(Beginning of MATERIAL FOR THIS TASK)
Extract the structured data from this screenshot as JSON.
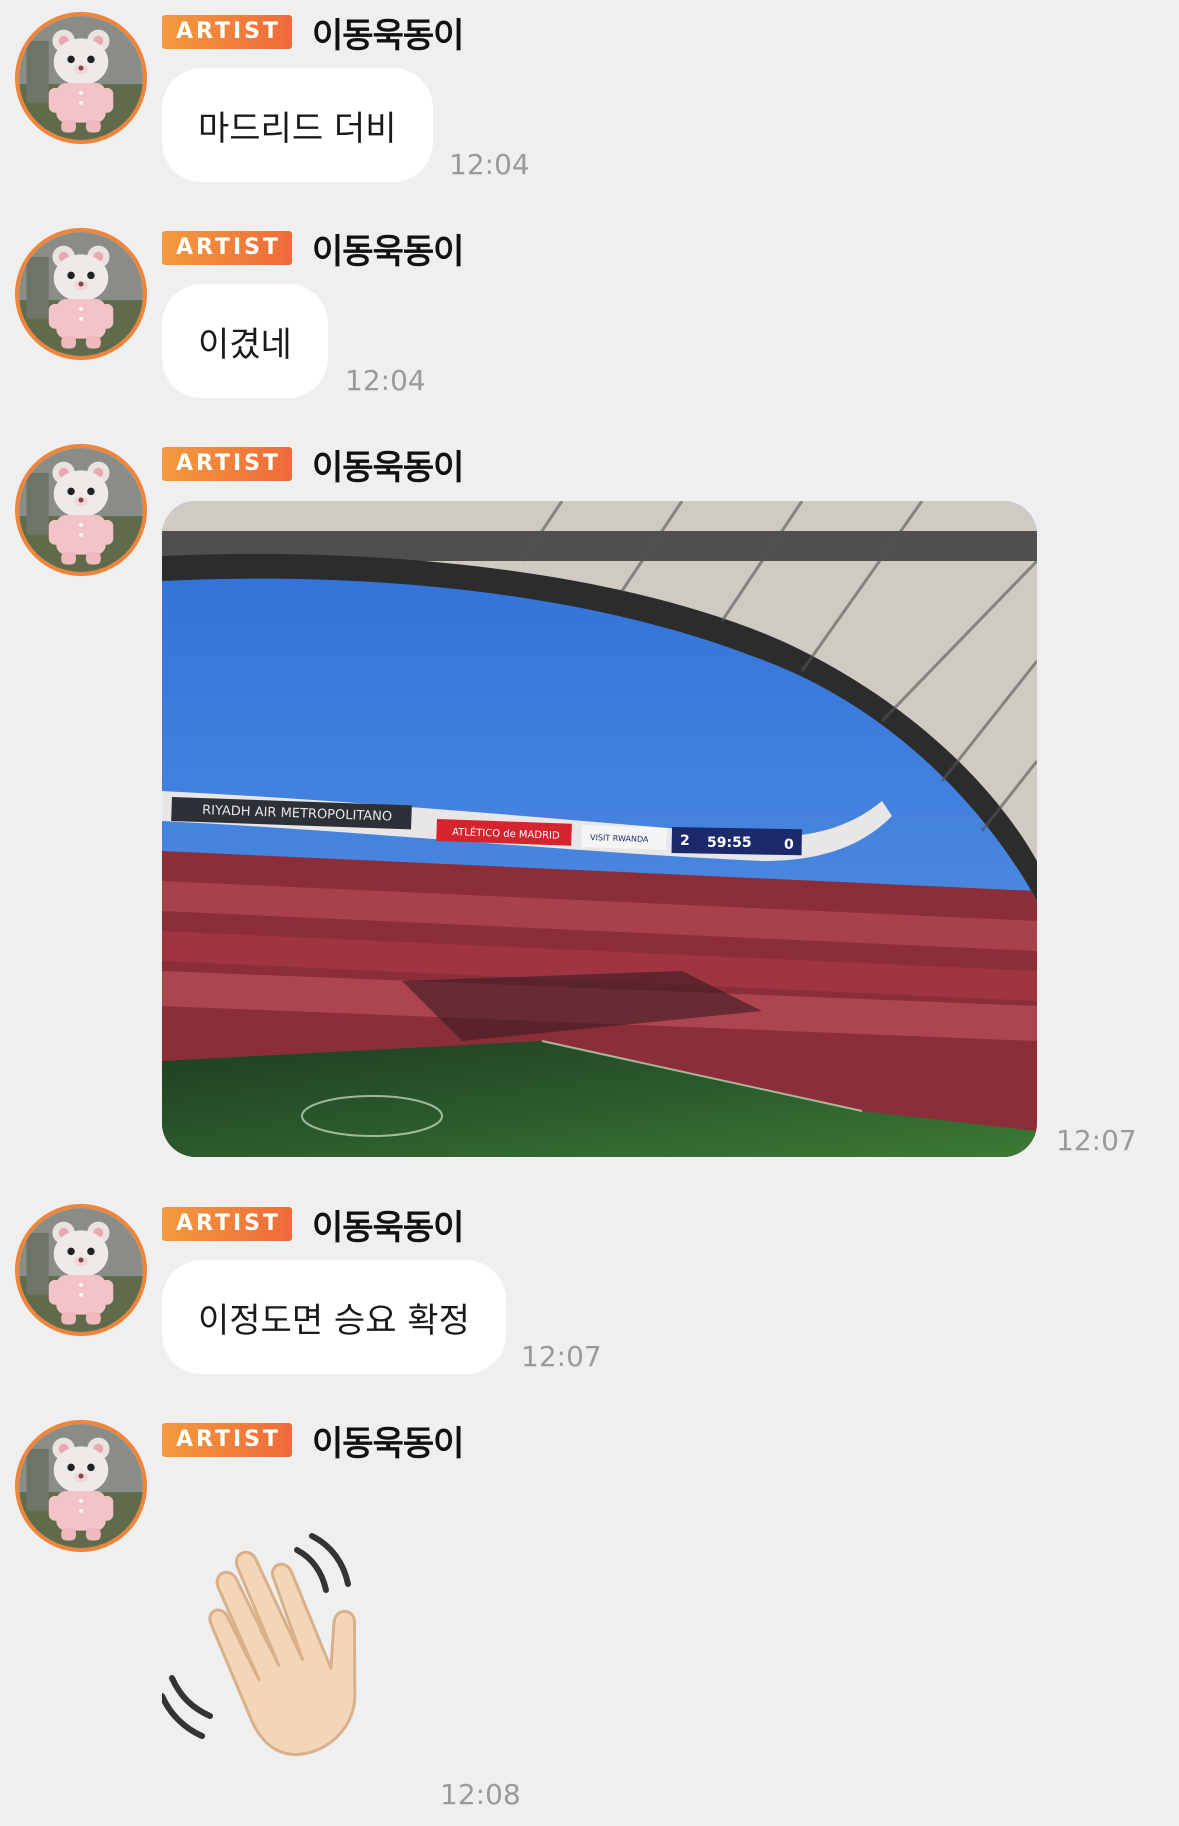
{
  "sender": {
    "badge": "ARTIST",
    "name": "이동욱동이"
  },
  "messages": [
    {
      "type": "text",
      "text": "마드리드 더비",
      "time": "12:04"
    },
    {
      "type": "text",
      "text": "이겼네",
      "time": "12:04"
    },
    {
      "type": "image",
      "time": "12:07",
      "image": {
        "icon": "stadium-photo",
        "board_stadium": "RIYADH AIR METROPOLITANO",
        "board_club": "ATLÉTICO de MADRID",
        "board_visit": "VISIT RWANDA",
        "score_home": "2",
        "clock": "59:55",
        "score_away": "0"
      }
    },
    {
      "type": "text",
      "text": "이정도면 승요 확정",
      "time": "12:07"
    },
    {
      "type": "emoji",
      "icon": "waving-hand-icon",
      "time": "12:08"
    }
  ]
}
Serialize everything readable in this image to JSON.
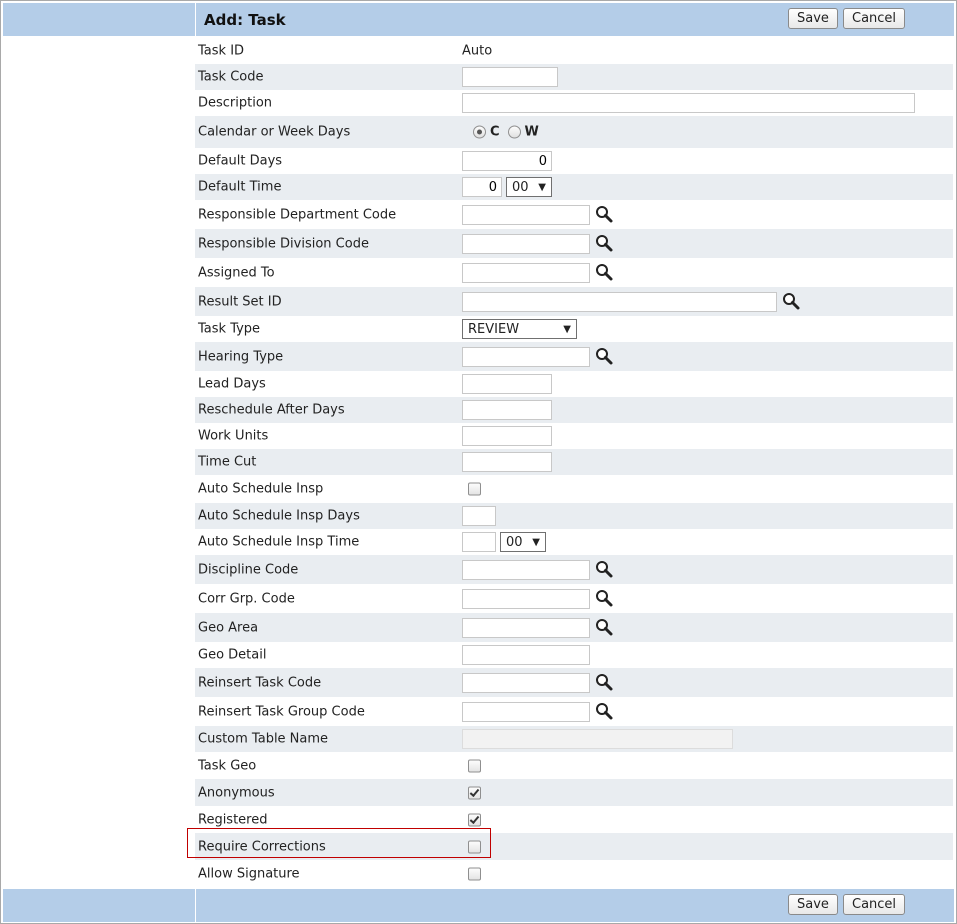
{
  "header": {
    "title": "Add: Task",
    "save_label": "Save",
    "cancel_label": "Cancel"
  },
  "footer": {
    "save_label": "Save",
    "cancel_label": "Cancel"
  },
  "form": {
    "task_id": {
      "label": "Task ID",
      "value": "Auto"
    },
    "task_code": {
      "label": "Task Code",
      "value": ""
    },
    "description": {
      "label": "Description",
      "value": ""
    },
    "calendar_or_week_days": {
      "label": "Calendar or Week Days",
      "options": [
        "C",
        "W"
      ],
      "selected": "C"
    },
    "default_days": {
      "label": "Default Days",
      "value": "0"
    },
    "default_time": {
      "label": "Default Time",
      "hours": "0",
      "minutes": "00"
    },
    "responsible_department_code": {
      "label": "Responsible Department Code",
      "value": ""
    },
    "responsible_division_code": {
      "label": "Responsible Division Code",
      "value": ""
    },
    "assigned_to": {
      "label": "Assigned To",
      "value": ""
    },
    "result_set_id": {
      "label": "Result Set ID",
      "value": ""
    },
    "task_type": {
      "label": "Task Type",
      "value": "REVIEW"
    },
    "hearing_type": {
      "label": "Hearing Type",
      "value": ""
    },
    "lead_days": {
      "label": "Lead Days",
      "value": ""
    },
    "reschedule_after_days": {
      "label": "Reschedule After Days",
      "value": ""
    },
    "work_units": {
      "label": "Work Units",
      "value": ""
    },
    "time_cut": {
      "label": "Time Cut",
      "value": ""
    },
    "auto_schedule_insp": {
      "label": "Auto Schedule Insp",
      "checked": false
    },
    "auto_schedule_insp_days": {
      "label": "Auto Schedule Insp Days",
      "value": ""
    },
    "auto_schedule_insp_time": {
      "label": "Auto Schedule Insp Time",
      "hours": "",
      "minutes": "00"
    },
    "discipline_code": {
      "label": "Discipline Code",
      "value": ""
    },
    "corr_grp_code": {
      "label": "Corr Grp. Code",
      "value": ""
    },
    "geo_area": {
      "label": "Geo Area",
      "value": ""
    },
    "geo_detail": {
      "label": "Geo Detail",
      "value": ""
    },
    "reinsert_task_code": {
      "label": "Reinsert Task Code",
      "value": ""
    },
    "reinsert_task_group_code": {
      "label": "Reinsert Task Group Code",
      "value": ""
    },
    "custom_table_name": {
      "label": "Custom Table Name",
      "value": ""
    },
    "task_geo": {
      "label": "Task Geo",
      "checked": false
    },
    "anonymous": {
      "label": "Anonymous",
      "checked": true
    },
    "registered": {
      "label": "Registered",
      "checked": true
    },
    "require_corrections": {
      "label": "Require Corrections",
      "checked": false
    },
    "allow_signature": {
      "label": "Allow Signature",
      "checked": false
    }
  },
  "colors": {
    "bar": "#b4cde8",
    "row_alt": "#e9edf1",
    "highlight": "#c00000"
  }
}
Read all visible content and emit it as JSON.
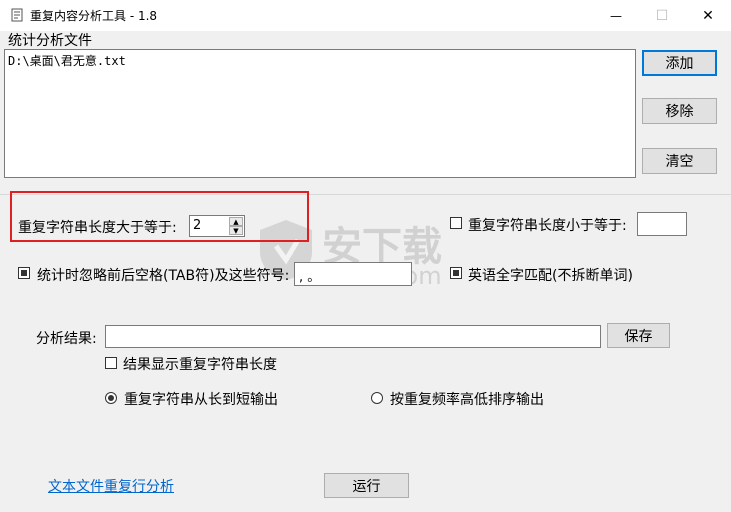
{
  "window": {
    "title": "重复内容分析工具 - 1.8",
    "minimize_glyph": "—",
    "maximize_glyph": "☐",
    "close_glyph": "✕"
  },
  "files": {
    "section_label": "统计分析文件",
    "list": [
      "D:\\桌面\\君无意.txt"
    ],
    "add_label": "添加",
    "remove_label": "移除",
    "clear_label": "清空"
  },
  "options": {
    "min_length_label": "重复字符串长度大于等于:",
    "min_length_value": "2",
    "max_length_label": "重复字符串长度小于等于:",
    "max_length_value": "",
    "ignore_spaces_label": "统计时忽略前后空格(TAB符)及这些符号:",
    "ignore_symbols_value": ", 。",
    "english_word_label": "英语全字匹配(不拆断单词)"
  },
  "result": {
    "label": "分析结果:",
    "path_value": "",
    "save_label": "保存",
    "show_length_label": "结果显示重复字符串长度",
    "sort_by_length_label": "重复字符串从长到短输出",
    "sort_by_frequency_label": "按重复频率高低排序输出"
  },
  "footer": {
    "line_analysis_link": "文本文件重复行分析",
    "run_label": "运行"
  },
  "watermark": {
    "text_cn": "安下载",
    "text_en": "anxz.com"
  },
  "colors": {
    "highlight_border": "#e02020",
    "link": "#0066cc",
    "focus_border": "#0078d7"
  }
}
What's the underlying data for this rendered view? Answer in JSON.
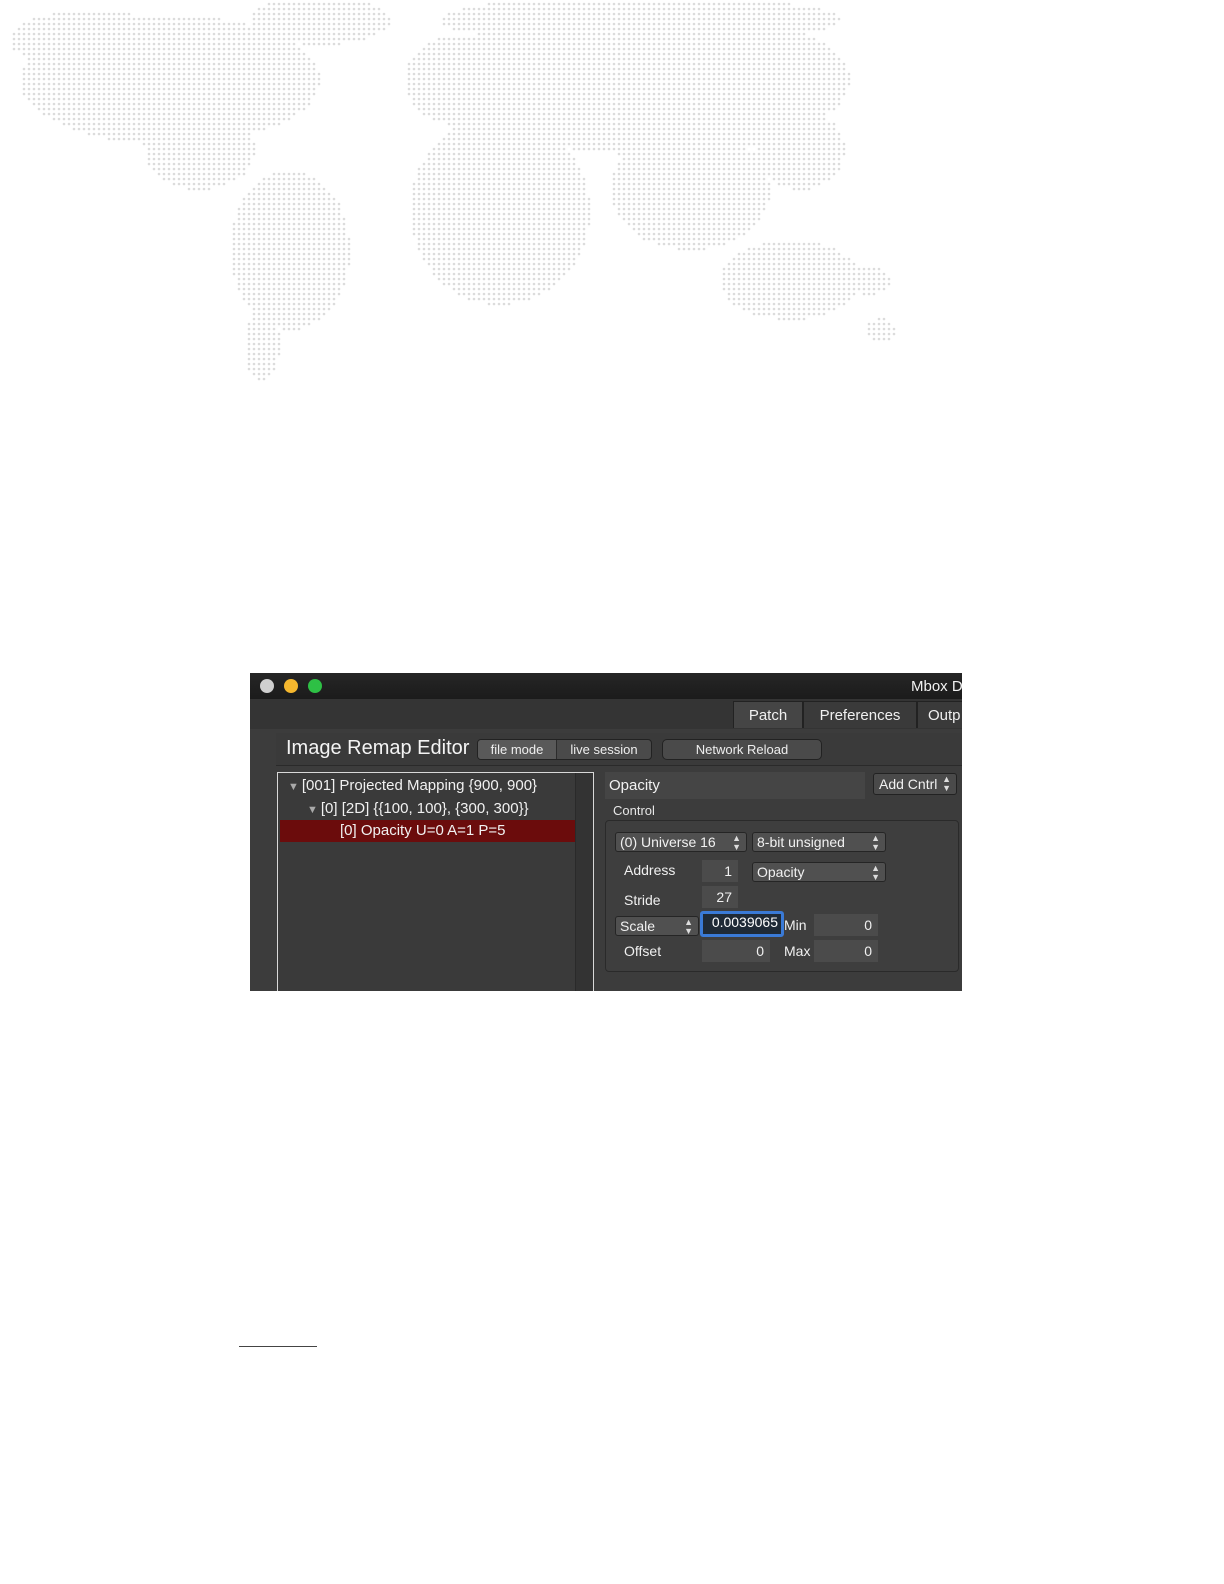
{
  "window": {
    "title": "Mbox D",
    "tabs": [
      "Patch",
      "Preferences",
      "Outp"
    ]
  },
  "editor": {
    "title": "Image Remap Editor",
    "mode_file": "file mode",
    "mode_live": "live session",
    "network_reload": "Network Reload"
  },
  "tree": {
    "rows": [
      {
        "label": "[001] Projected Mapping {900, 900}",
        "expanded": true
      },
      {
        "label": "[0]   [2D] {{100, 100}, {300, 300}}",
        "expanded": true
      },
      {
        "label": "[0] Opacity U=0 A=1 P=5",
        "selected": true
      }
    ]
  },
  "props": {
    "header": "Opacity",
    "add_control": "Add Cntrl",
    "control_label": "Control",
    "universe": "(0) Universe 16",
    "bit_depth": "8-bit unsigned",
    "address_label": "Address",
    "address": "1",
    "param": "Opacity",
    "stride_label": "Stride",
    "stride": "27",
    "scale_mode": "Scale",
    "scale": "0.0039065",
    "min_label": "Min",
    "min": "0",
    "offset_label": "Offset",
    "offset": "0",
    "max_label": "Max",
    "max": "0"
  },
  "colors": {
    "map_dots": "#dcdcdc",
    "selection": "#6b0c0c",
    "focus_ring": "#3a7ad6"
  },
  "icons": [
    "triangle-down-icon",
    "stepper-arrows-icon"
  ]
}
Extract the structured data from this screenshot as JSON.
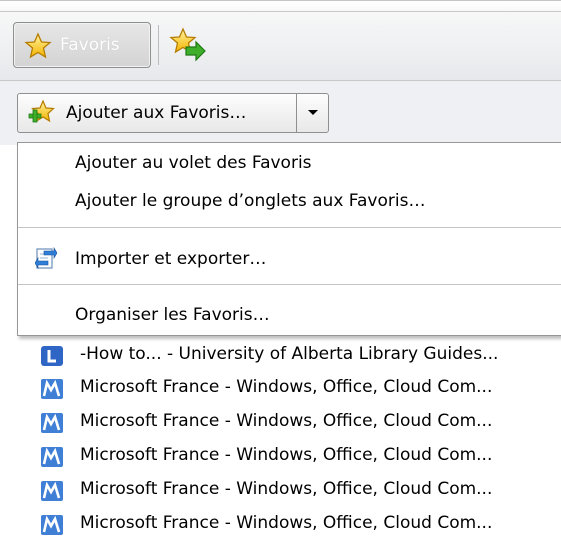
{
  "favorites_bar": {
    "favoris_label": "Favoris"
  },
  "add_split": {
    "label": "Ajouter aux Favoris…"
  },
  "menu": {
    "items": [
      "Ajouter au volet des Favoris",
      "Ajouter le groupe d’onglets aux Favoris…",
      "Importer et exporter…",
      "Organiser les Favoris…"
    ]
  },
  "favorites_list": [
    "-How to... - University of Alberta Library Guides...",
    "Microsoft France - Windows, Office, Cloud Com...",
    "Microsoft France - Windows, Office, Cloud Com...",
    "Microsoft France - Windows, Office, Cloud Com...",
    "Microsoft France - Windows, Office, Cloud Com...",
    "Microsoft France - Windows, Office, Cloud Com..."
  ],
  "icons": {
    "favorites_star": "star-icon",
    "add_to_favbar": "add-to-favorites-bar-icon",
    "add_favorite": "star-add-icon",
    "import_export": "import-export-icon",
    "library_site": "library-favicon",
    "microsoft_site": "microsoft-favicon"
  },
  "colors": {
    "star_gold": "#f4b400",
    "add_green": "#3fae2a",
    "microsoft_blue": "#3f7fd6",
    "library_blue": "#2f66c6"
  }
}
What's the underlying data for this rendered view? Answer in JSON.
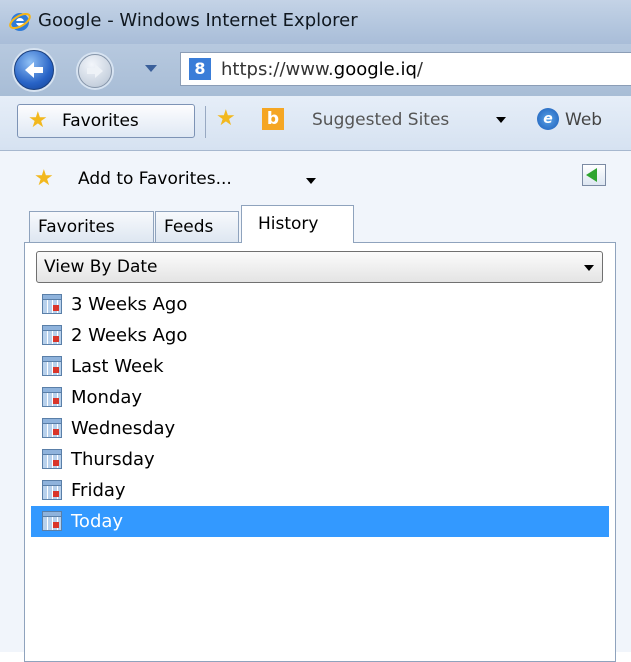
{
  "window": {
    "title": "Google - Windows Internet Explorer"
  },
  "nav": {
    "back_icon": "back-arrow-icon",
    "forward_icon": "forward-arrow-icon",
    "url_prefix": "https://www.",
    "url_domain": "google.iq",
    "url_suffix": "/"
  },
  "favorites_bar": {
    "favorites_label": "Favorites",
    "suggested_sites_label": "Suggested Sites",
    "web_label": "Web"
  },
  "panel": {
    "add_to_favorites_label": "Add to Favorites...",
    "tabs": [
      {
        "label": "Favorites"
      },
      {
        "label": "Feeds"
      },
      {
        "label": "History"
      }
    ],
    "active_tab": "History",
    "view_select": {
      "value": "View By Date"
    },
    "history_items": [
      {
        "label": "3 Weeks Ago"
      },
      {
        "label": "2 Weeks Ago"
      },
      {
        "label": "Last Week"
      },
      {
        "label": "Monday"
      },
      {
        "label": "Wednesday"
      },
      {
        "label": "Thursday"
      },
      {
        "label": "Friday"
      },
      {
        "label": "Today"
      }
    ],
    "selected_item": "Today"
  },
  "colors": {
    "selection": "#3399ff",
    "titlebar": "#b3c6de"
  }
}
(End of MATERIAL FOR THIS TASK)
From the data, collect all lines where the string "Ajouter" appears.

    "label": "Ajouter aux Favoris…"
      "Ajouter au volet des Favoris",
      "Ajouter le groupe d’onglets aux Favoris…",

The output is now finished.